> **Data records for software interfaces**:
[Start of section]
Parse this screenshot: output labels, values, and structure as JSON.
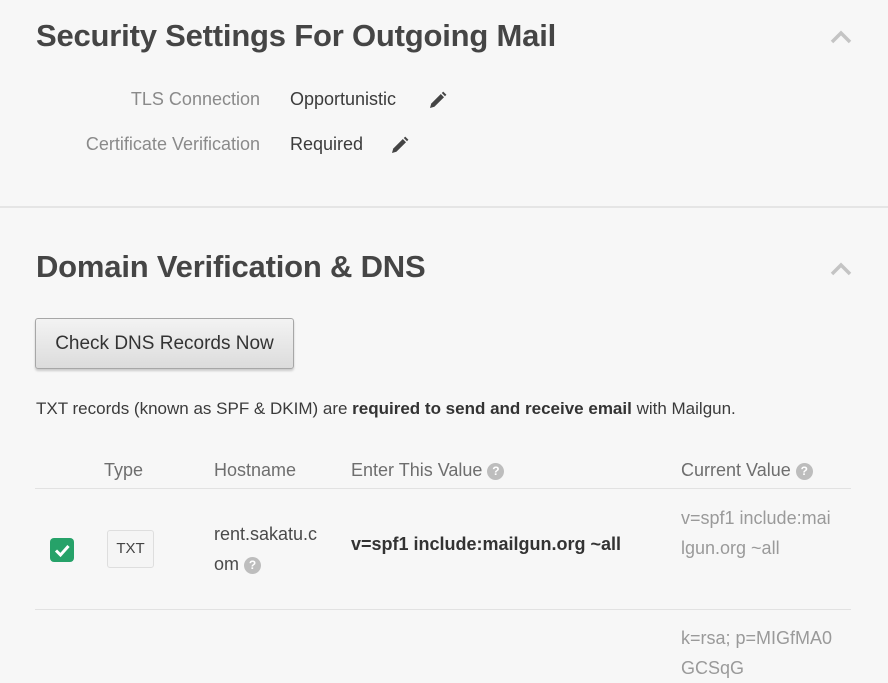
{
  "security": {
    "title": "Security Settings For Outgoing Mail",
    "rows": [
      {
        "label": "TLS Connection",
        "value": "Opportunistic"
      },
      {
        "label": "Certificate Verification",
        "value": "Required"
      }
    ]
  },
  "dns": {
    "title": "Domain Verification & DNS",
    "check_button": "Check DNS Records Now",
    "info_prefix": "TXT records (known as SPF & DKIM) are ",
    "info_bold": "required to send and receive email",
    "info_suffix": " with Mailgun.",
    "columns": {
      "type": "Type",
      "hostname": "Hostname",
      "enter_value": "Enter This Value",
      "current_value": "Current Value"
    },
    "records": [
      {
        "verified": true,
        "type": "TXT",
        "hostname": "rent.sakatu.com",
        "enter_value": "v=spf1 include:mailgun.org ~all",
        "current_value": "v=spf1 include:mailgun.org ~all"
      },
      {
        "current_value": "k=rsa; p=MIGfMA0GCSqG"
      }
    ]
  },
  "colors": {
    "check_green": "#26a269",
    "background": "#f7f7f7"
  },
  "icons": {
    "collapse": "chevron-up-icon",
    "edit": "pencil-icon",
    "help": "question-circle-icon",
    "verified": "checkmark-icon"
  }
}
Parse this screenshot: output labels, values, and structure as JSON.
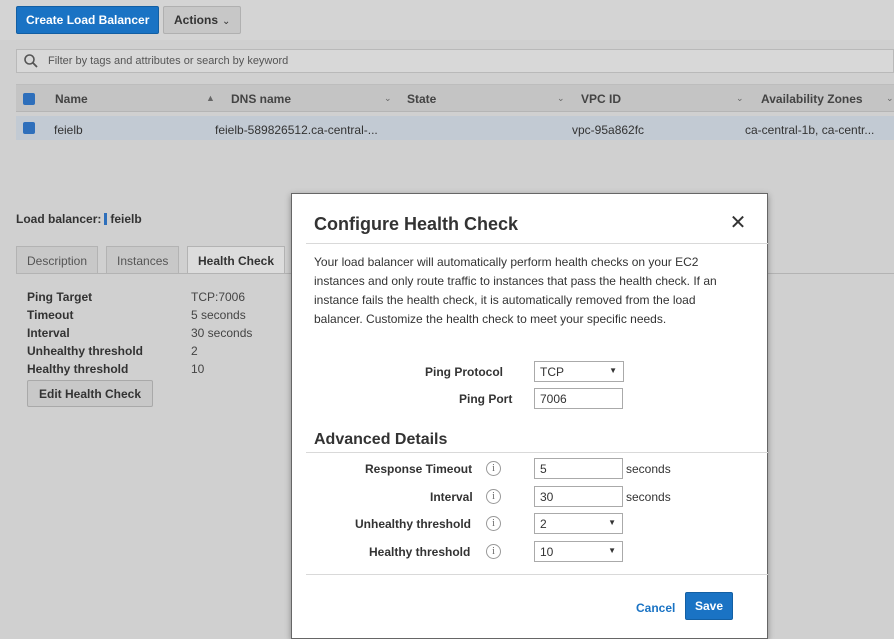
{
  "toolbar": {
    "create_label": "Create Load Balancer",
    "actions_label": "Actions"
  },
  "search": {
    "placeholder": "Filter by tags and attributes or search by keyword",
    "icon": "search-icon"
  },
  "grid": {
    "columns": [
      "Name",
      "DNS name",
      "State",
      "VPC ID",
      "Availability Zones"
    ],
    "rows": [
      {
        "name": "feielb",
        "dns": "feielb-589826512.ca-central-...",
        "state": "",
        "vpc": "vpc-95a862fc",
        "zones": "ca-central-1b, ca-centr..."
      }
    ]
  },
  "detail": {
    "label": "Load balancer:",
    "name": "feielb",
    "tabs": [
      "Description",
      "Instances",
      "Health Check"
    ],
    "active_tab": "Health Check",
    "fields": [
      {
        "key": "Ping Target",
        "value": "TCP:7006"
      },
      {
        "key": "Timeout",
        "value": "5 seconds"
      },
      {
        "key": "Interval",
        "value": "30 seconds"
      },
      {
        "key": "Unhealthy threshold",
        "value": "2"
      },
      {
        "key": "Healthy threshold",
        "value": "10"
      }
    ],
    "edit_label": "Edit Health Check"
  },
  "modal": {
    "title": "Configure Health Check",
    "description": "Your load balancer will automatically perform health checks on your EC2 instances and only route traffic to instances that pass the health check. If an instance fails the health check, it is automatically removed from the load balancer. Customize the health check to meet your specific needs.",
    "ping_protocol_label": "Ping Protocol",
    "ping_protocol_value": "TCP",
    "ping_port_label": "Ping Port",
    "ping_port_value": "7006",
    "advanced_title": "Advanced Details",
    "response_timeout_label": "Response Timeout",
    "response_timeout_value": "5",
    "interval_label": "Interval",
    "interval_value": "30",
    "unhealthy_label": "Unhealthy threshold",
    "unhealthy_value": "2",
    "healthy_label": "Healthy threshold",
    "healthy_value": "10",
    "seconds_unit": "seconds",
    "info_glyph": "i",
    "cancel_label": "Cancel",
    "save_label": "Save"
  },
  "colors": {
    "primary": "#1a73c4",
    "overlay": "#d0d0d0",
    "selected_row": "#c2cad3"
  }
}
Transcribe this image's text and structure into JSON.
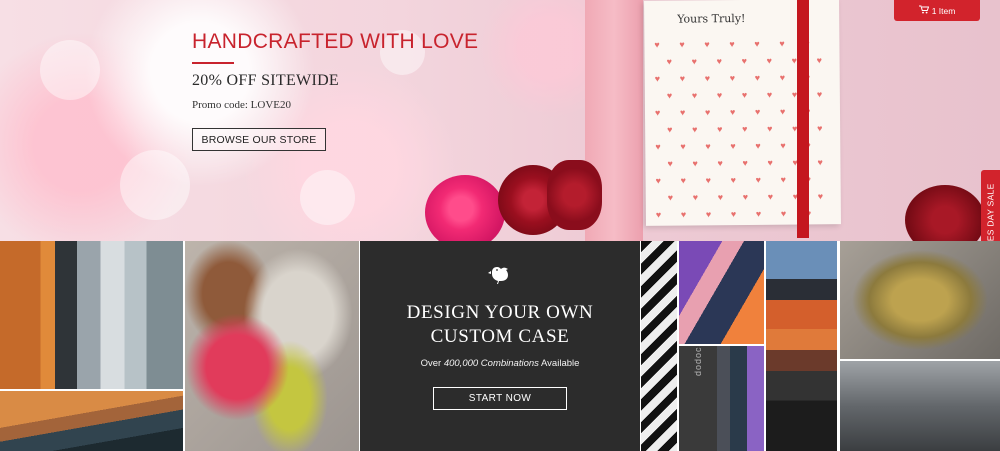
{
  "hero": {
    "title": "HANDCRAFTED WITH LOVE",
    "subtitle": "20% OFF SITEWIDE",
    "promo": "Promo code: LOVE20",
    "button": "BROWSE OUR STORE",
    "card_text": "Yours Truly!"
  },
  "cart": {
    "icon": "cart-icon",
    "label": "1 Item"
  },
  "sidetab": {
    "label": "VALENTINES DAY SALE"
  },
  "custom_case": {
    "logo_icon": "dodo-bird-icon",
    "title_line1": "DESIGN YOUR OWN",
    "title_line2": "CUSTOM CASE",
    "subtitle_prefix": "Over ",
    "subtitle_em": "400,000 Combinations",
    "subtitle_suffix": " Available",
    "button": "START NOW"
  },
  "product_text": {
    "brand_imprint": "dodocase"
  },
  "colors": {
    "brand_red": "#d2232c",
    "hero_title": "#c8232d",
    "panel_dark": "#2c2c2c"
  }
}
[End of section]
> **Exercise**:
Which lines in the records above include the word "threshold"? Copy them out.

> **Answer section**:
        "key": "Unhealthy threshold",
        "key": "Healthy threshold",
    "unhealthy_label": "Unhealthy threshold",
    "healthy_label": "Healthy threshold",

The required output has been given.